* **Required action**
All lines in the entries below that hold "text" make up the answer.

* **Given information**
■ ■ ■
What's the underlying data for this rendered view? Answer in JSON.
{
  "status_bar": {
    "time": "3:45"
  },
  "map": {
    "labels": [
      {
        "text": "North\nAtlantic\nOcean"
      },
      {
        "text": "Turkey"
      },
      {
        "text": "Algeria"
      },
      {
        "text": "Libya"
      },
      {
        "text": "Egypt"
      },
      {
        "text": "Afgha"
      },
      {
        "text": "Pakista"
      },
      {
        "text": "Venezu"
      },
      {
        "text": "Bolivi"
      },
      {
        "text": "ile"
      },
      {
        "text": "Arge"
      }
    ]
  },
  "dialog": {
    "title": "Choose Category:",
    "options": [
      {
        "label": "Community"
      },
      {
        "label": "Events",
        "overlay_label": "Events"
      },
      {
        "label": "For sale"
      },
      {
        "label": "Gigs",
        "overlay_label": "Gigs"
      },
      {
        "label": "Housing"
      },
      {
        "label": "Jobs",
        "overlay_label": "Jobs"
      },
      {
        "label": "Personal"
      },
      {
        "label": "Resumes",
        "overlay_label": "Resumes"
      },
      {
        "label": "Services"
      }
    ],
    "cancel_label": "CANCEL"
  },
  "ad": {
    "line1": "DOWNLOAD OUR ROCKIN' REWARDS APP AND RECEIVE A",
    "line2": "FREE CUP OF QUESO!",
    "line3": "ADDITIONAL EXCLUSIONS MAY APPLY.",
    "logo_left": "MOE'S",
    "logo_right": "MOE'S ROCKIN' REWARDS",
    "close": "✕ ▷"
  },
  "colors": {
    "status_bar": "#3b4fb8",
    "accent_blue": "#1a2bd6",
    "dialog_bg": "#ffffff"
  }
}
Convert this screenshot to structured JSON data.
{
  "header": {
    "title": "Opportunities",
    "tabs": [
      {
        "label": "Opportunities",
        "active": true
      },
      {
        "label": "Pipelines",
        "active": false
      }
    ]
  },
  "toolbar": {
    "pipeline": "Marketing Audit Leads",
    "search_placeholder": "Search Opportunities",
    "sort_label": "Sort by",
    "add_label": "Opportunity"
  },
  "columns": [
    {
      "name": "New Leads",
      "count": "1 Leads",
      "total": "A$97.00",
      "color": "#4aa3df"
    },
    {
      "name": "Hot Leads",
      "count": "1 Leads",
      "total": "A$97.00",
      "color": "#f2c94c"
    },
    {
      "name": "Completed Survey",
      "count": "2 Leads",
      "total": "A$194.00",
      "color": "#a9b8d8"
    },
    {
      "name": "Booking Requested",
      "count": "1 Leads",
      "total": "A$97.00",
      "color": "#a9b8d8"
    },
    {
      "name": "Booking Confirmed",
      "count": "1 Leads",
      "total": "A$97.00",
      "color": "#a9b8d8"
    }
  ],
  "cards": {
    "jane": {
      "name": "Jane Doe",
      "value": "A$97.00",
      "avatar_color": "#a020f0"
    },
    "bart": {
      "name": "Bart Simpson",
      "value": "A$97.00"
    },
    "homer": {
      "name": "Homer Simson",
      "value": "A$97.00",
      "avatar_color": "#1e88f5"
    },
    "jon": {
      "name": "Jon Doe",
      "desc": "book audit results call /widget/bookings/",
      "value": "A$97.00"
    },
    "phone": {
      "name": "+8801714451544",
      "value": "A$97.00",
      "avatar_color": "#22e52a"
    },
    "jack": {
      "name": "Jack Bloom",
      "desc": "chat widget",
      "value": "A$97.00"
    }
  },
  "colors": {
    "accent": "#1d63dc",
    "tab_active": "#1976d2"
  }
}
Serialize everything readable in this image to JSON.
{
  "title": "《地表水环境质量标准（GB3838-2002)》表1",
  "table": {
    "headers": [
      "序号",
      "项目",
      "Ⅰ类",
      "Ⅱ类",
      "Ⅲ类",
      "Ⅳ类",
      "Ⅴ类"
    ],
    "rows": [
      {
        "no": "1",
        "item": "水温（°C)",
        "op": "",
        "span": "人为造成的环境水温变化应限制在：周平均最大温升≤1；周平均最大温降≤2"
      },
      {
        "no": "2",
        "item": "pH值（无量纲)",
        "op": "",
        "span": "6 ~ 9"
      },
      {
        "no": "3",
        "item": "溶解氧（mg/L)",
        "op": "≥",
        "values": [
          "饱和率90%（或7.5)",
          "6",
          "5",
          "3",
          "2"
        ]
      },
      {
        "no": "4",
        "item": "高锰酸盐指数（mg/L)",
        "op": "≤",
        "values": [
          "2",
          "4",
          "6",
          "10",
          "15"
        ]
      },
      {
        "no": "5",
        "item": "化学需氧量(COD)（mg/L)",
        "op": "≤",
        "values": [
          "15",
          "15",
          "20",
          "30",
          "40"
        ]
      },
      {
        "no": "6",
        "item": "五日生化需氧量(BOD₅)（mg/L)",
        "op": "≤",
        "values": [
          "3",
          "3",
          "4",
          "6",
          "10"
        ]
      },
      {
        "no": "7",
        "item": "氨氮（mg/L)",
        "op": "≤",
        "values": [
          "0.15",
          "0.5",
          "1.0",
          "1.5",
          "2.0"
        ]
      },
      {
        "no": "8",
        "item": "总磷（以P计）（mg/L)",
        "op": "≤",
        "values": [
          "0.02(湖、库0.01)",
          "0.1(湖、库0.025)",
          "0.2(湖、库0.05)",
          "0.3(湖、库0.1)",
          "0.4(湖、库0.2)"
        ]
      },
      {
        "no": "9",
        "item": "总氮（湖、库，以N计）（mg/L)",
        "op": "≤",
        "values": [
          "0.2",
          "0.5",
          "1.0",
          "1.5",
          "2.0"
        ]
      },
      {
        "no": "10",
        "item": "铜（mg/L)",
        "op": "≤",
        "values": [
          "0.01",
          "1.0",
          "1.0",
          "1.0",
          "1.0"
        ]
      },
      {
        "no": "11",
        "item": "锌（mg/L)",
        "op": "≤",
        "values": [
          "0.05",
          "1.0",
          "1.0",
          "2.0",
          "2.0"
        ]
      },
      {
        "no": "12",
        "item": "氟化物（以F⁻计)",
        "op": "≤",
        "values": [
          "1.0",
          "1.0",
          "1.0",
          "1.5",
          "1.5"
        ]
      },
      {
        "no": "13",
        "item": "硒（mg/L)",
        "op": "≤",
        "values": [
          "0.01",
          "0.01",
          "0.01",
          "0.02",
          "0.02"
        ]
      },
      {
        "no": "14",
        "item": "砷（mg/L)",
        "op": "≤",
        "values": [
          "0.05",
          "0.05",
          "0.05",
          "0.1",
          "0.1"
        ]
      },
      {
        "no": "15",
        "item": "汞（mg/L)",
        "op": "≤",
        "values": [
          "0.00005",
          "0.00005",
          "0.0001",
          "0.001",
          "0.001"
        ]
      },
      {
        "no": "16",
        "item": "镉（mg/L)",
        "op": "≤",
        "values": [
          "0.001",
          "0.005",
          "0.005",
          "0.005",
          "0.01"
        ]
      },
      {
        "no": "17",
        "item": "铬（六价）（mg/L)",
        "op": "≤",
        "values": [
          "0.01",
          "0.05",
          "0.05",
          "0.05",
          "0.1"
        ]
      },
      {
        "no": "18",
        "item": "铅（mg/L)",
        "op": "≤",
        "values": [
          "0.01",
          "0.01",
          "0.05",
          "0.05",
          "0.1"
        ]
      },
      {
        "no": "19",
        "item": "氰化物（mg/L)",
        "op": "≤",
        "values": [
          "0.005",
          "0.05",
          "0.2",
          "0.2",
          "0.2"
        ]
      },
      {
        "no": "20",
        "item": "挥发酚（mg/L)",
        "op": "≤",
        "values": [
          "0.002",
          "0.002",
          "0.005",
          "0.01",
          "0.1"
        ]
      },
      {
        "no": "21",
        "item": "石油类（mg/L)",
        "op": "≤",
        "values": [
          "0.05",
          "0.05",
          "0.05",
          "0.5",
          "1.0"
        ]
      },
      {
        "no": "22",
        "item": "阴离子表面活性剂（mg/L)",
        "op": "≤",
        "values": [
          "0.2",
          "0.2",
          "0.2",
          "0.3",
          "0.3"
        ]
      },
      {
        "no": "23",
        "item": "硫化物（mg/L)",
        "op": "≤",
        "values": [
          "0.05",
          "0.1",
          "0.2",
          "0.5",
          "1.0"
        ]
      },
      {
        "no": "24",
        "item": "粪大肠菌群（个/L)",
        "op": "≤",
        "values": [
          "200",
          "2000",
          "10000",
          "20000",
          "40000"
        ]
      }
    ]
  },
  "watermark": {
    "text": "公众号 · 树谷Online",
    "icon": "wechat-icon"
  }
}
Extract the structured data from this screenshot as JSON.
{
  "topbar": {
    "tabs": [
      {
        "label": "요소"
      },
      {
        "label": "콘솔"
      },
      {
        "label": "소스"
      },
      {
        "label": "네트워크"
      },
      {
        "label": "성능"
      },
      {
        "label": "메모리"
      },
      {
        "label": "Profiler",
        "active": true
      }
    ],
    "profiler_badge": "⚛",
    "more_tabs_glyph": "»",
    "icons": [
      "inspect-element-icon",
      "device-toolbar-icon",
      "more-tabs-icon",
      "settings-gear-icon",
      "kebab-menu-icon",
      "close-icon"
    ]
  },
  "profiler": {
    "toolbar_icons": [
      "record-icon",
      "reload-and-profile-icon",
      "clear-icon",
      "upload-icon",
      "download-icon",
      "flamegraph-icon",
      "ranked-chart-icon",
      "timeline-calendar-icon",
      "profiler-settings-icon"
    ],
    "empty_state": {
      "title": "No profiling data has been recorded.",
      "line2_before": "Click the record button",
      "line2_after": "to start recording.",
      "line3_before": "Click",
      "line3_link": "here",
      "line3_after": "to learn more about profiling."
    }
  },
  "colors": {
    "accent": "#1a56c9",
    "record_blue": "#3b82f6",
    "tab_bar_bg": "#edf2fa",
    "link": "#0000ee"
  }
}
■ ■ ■
* **Result of this task**
        "text": "North\nAtlantic\nOcean"
        "text": "Turkey"
        "text": "Algeria"
        "text": "Libya"
        "text": "Egypt"
        "text": "Afgha"
        "text": "Pakista"
        "text": "Venezu"
        "text": "Bolivi"
        "text": "ile"
        "text": "Arge"
    "text": "公众号 · 树谷Online",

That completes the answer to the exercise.